near miss

Ever see a near miss on a commercial flight? I was sitting in exit row on left side of Continental approximately over Wash DC when suddenly appeared a fast moving aircraft passing rite to left overhead with a vapor trail. I expected to feel the wake turbulence, but we passed under it very fast. I am guessing we passed only 200 feet apart. Another passenger in my row on the other side of the aircraft saw the identical thing. So I know I am not crazy. I am thinking it may have been military. The co-pilot denied any type of near miss and laughed me out of his way saying it couldn’t happen.

Oh boy… Here we go again… :unamused:

I’ve had a near hit! What the Hell is a near miss?

RVSM has been a godsend for this forum. HAHA

wink click click :wink:

If, as you claim, the aircraft missed by 200 feet, then you witnessed the most complete failure of the air traffic system possible. Alarms would have gone off at supervisor’s consoles, and the center radar “snitch patches” would also send out alerts. Controllers would be suspended, and, if they tried to cover it up, they could be fired. So could their supervisors.

That would be called an operational error, not a near miss.

That type of failure is usually on the evening news…

On top of the air traffic failure, there would also be the failure of the TCAS alert systems in the aircraft cockpit. The grinning co-pilot would be saying “yeah, we just ignored the warnings and took no evasive action.”

Yes, you saw a plane, but it was a lot farther away than 200 feet.

Been there done that (on this topic). :unamused:

Was it like 1000’ above you?

All crazy people say that.

Don’t encourage the boy.

It’s bad enough he flies a catfish! :smiling_imp:

You certainly could’ve done worse Pops… :wink:

One of my former roommates (now an A-10 pilot) was flying this training mission on a military training route near San Antonio in a T-38 when this nearly ended his life…

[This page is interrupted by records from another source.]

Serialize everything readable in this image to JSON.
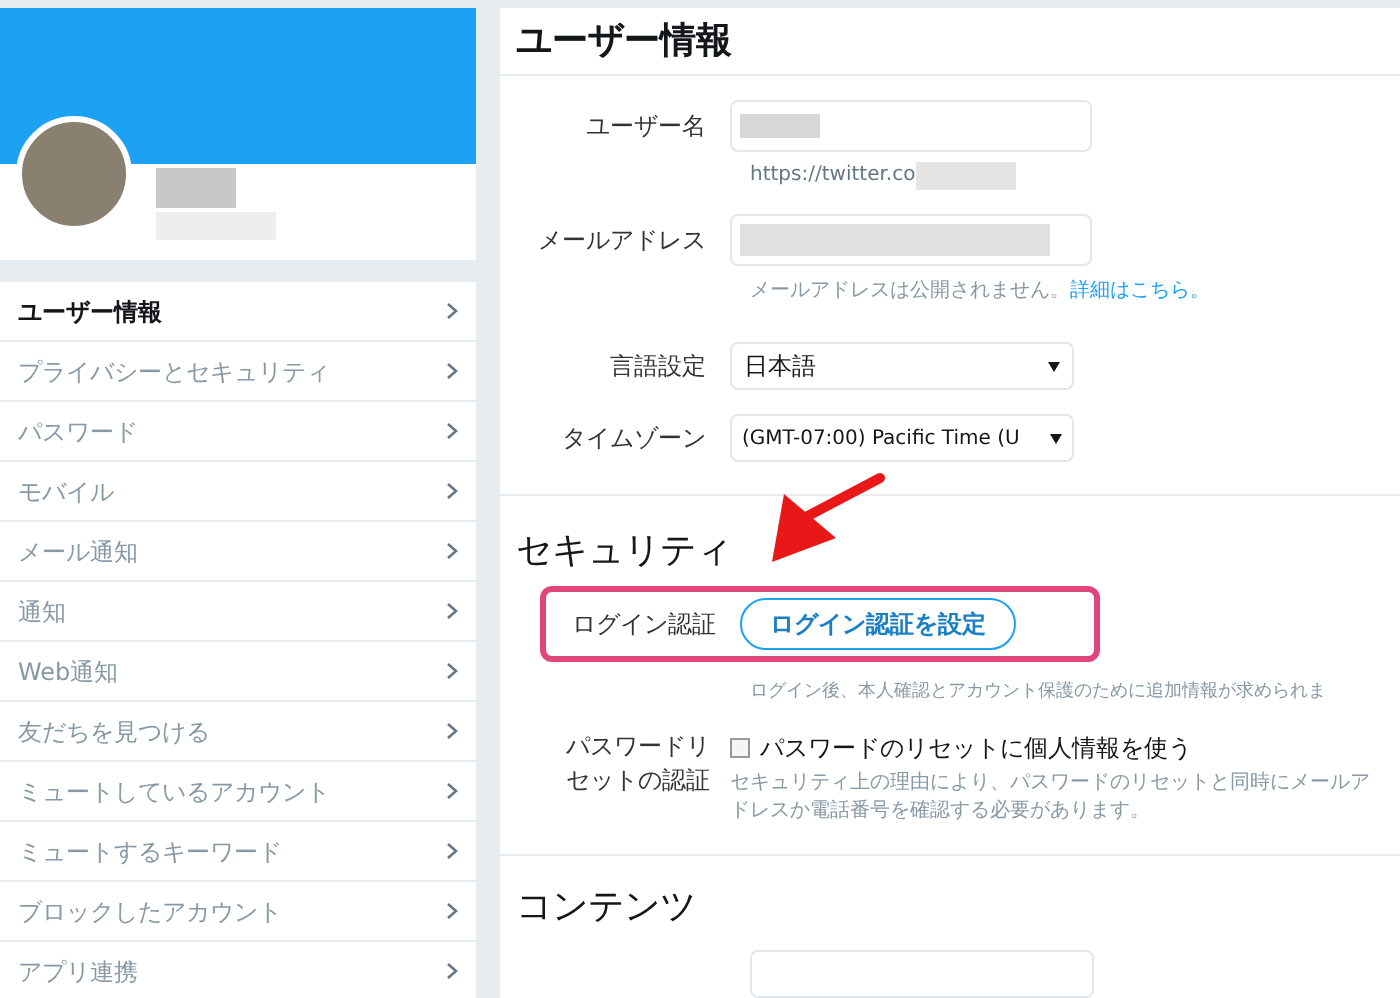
{
  "sidebar": {
    "items": [
      {
        "label": "ユーザー情報",
        "selected": true
      },
      {
        "label": "プライバシーとセキュリティ",
        "selected": false
      },
      {
        "label": "パスワード",
        "selected": false
      },
      {
        "label": "モバイル",
        "selected": false
      },
      {
        "label": "メール通知",
        "selected": false
      },
      {
        "label": "通知",
        "selected": false
      },
      {
        "label": "Web通知",
        "selected": false
      },
      {
        "label": "友だちを見つける",
        "selected": false
      },
      {
        "label": "ミュートしているアカウント",
        "selected": false
      },
      {
        "label": "ミュートするキーワード",
        "selected": false
      },
      {
        "label": "ブロックしたアカウント",
        "selected": false
      },
      {
        "label": "アプリ連携",
        "selected": false
      }
    ]
  },
  "user_info": {
    "title": "ユーザー情報",
    "username": {
      "label": "ユーザー名",
      "url": "https://twitter.co"
    },
    "email": {
      "label": "メールアドレス",
      "note": "メールアドレスは公開されません。",
      "link": "詳細はこちら。"
    },
    "language": {
      "label": "言語設定",
      "value": "日本語"
    },
    "timezone": {
      "label": "タイムゾーン",
      "value": "(GMT-07:00) Pacific Time (U"
    }
  },
  "security": {
    "title": "セキュリティ",
    "login_verification": {
      "label": "ログイン認証",
      "button": "ログイン認証を設定",
      "note": "ログイン後、本人確認とアカウント保護のために追加情報が求められま"
    },
    "password_reset": {
      "label": "パスワードリセットの認証",
      "checkbox": "パスワードのリセットに個人情報を使う",
      "checked": false,
      "note": "セキュリティ上の理由により、パスワードのリセットと同時にメールアドレスか電話番号を確認する必要があります。"
    }
  },
  "content": {
    "title": "コンテンツ"
  }
}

Near miss w jet - YouTube)

That near hit took place about 2 miles east of KUVA right over the dry Frio river.